The 35 videos are usually about 50 minutes in length. Twenty-three videos are nonedited recordings of Dr. Suzuki teaching children in master classes and in groups. Unedited recordings of lectures given to teachers are also among these videos, as well as the speech he gave after receiving the first Suzuki Chair Award (titled, A lecture on the mother tongue method given by Shin'ichi Suzuki at the American Suzuki Institute, Stevens Point, WI., August 8, 1976). This award was presented by UWSP Chancellor Lee Dreyfus to Dr. Suzuki and his acceptance speech contains many of the same sentiments he presented the United Nations in 1968. It is truly inspiring to see and hear him plead for a peaceful world and for parents to be educated so that they will understand the importance of providing a quality environment for their children.

Twelve of the videos are titled, "A lecture and demonstration lesson on..." (The thumbnail for these is blank.) They are edited videos taken from the original footage and organized by topic. Graduate students studying at UWSP at the time of Dr. Suzuki's visit watched each of the lectures. When Dr. Suzuki discussed string crossing for example, that clip was isolated and added to the video about string crossing. When he addressed the left hand, that clip was added to the video of that topic. Of course, string playing is very inter-connected, so there is some overlap, but the description that appears after clicking on a video gives a very detailed account of the topics covered on each tape. This is true of the unedited recordings as well. Lectures, master classes and/or violin class video descriptions list what repertoire was played in each.
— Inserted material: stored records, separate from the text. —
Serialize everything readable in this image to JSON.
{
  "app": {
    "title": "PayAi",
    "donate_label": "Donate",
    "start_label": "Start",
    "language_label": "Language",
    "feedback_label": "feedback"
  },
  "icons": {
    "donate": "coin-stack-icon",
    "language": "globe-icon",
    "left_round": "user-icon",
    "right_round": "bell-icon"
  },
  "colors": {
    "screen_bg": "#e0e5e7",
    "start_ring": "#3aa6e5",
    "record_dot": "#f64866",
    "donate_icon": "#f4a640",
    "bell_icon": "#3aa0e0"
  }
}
Just as the invention of the records made it possible for students to hear and learn to play their instrument, the advent of video recording preserved Dr. Suzuki's teaching as a model and primary source for research. And now, the internet makes it possible for all, in the comfort of their home, to sit at the feet of the Master and learn from him.